8/7/2014 2:53:00 PM Letters: I'll take Clarkdale's
political style any day
In it's 7/11 "Political apathy certainly not a problem in Jerome" editorial, the Verde Independent seems to be trying to compare kiwis, oranges, and grapes. From a newcomer's point of view, the towns in the Verde Valley all have their own, very distinctive styles.
Jerome seems more like a colony. Although there are as many factions as you'd find in a large, extended family, most of the citizens are personally and professionally involved in the business of keeping Jerome viable.
With that common goal universally held and understood, disputes can be resolved without damage to the town, itself. So it's O.K. for a hotel owner to tear into the Fire Chief when shoved. It's O.K. for a councilmember to sue Jerome over a zoning ordinance. It's O.K. for the New Guard and the Old Guard to hurl imprecations at will. Open, contentious wrangling among acquaintances is an integral part of that community's culture.
Clarkdale seems like a cross between a college and the company town it once was: a class-neutral fief with democratic trappings. A small core of civically committed individuals runs the town. A larger circle of dedicated volunteers support their administration, and the rest pitch in when need, time, and interest coincide.
In this structure, it's vital that members of the inner-core work well together and that other members of the community are kept informed of what they're working on. Citizen suggestions, requests, and complaints are generally handled one-on-one during regular business hours or at civic social functions.
Only when an official falls out of sync and keeps the trains from running on time or upsets the support groups is he/she replaced (gently, after much consideration). Clarkdale's political imperatives are courtesy, harmony, and continuity.
Cottonwood seems to be an archetypical municipality. Composed of many distinct demographic groups, some that interact on a regular basis, some that don't, it's dominated by business interests -- some at odds with each other, some at odds with city hall.
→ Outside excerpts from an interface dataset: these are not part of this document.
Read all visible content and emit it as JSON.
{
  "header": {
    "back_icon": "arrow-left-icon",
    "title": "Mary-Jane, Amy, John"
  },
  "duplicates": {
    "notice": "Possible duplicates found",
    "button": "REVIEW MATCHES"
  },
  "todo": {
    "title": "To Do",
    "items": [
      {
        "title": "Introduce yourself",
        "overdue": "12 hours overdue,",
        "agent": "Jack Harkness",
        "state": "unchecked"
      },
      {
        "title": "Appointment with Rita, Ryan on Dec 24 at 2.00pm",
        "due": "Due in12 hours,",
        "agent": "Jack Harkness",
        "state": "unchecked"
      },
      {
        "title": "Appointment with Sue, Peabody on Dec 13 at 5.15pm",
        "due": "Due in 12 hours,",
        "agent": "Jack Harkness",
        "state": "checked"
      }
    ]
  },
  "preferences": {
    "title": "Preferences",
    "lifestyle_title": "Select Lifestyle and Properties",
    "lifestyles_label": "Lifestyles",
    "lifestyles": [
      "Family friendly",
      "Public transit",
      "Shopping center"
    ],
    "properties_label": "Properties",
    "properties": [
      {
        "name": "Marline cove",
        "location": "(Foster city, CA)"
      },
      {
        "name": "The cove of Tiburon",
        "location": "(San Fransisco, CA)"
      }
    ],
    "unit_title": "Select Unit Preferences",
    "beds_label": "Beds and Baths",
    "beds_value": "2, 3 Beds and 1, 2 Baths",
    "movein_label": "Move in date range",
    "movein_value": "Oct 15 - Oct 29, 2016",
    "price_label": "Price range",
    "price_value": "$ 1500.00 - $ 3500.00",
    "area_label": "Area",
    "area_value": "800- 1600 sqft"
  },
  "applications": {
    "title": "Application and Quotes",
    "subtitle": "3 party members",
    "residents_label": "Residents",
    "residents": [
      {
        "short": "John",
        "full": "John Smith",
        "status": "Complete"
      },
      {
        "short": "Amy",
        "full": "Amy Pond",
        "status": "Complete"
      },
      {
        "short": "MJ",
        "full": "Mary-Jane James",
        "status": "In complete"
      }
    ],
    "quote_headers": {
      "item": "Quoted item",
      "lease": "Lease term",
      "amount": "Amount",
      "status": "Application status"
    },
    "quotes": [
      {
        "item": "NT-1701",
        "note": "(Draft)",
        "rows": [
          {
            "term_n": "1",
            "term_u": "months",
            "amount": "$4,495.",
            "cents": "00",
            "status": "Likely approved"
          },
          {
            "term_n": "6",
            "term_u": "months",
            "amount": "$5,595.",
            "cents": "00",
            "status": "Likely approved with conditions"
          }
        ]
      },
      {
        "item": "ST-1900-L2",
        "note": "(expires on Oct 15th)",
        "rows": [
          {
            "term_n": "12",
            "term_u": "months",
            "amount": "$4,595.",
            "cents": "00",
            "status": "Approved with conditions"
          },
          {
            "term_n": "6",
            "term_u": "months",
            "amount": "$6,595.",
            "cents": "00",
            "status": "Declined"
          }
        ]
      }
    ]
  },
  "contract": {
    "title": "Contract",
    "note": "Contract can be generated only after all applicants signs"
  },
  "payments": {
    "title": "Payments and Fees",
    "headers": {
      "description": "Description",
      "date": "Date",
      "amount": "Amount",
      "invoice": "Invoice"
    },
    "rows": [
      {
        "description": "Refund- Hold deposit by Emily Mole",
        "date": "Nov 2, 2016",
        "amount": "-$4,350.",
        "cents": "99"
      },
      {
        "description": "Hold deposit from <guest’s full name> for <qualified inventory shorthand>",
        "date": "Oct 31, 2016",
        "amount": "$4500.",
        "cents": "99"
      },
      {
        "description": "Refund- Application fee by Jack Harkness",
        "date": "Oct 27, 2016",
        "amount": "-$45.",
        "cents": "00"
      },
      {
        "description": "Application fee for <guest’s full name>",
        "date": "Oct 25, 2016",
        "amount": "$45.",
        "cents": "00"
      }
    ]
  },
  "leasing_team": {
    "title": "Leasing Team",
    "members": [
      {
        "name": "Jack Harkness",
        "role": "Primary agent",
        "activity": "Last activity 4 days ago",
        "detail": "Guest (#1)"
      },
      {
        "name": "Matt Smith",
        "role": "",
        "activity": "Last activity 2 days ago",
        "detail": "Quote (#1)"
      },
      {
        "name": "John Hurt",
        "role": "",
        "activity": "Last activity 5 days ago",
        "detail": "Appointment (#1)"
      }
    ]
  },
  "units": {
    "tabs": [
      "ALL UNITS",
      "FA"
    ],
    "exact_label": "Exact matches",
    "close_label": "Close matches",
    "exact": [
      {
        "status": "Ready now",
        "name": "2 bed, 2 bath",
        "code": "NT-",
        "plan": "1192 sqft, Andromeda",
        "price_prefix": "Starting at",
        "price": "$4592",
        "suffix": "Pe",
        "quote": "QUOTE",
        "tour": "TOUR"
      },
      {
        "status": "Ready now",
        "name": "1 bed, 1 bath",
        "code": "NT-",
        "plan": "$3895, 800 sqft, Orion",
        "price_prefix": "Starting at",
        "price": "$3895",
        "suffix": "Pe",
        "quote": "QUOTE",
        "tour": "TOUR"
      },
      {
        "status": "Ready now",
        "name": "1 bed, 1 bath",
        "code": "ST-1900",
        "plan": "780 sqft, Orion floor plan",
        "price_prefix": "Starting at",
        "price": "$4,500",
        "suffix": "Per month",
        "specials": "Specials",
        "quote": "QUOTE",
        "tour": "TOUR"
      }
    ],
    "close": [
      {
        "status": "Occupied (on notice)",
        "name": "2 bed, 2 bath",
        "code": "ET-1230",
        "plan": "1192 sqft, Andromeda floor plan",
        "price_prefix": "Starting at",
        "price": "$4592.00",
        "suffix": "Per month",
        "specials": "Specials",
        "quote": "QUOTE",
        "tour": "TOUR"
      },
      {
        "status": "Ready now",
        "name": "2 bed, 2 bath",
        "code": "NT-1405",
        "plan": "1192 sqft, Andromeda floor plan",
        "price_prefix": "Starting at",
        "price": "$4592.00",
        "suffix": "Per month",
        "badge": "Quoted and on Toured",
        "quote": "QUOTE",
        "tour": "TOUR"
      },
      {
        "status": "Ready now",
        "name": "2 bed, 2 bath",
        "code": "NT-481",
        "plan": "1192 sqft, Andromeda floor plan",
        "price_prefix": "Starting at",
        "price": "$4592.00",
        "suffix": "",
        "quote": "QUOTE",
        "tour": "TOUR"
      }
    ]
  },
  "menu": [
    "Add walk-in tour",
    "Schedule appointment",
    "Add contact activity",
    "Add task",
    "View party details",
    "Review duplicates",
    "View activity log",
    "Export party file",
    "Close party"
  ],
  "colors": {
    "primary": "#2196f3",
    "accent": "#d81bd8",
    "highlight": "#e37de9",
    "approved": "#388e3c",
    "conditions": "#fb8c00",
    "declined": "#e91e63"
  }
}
Public officials' main job is to keep all these disparate elements functioning in tandem and to ensure that one group doesn't exploit the others. I see a yearning for Clarkdale's walk-over-and-quietly-discuss-it on the part of some city officials. But like most cities, Cottonwood's politics is conducted among influence groups, in executive session. Those who enjoy wrangling join the group that represents their interests. The rest go about their business and yell only after they become aware something bit them.
I prefer Clarkdale's style.
Obviously, someone at the Verde Independent prefers Jerome's.
Which is fine, as long as this someone doesn't use his bully pulpit to guilt-trip citizens of Clarkdale and Cottonwood into upending the type of government they prefer.
Jerome, Clarkdale, and Cottonwood are equally functional, equally dysfunctional, and equally constitutional.
"Apolitical" and "apathetic" are not synonymous.
And contested elections are not always the cure for apathy, which (politically) is usually caused by bureaucratic excesses against which citizens have no recourse.